2. Jaffueliobryum wrightii (Sullivant) Thériot, Rev. Bryol., n. s. 1: 193. 1928.
Coscinodon wrightii Sullivant, Musc. Hepat. U.S., 132. 1856
Plants in small dense cushions or turfs, yellow-green to dark olivaceous, hoary. Stems 5-15 mm, sparsely branched, julaceous. Leaves crowded, broadly oval to obovate, appressed-julaceous throughout stem, 0.4-0.9 mm excluding awn, apex rounded-obtuse, lamina 1-stratose to rarely 2-stratose in bands, awn length highly variable, 0.2-1.3 mm, hyaline; costa in transverse-section flat, not keeled; proximal cells quadrate to short-rectangular, 12-25 × 10-15 µm, often appearing lax; mid leaf cells oval to irregularly rhomboidal, mostly 1.5-2:1 or more, 7-20 µm; distal cells longer, irregularly elongate-rhomboidal, somewhat hyaline. Sexual condition autoicous or sometimes cryptoicous; perichaetial leaf lamina to 1.3 mm, awn 1.2-2 mm. Seta 0.2-0.4 mm. Capsule yellow-brown turning red-brown with age, ovoid, 0.7-1 mm; operculum short-rostrate, 0.4-0.5 mm.

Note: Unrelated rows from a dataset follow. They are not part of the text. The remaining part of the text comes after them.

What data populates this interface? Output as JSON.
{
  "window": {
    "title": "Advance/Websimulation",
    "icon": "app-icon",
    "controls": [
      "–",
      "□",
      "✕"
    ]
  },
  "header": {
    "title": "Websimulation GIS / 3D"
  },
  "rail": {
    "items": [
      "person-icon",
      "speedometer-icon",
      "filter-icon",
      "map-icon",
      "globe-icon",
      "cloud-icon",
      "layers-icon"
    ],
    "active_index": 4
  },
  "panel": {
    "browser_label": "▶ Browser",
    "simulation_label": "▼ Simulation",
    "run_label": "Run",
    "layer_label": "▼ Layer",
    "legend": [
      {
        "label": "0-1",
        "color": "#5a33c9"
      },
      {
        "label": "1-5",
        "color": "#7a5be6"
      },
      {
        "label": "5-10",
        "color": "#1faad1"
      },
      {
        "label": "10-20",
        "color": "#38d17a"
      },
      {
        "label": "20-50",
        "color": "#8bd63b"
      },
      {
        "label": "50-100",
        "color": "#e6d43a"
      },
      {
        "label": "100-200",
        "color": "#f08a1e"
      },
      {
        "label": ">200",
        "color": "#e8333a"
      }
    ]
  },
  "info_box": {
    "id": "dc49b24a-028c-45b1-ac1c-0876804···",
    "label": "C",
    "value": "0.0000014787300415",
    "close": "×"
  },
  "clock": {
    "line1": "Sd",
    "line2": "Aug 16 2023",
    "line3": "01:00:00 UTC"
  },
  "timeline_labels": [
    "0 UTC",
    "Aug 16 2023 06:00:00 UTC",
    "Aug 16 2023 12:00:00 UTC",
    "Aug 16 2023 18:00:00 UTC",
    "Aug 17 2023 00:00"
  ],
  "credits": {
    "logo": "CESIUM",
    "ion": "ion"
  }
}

Capsules mature spring-summer depending on elevation. Widespread and locally common on dry sandstone or limestone rock, rarely metamorphic rock, open arid to semi-arid shrub, woodland communities, grasslands; moderate to high elevations (typically below 2000 m but ranging from 200-2800 m); Alta.; Ariz., Calif., Colo., Iowa, Kans., Minn., Mont., Nebr., Nev., N.Mex., Okla., S.Dak., Tex., Wis., Wyo.; Mexico; South America (Bolivia); Asia (China, possibly Kazakhstan, Mongolia, Russia).
Jaffueliobryum wrightii is the most widespread species of the genus, extends farther south and west than J. raui in the flora area, and is typically found at somewhat lower elevations in drier and hotter regions than the latter. Because of its unusual disjunct distribution and its calciphile ecology, further studies using ecological, morphological, and DNA data would be of considerable interest. Like J. raui, this species also occurs in the Driftless Area of Iowa, Minnesota, and Wisconsin.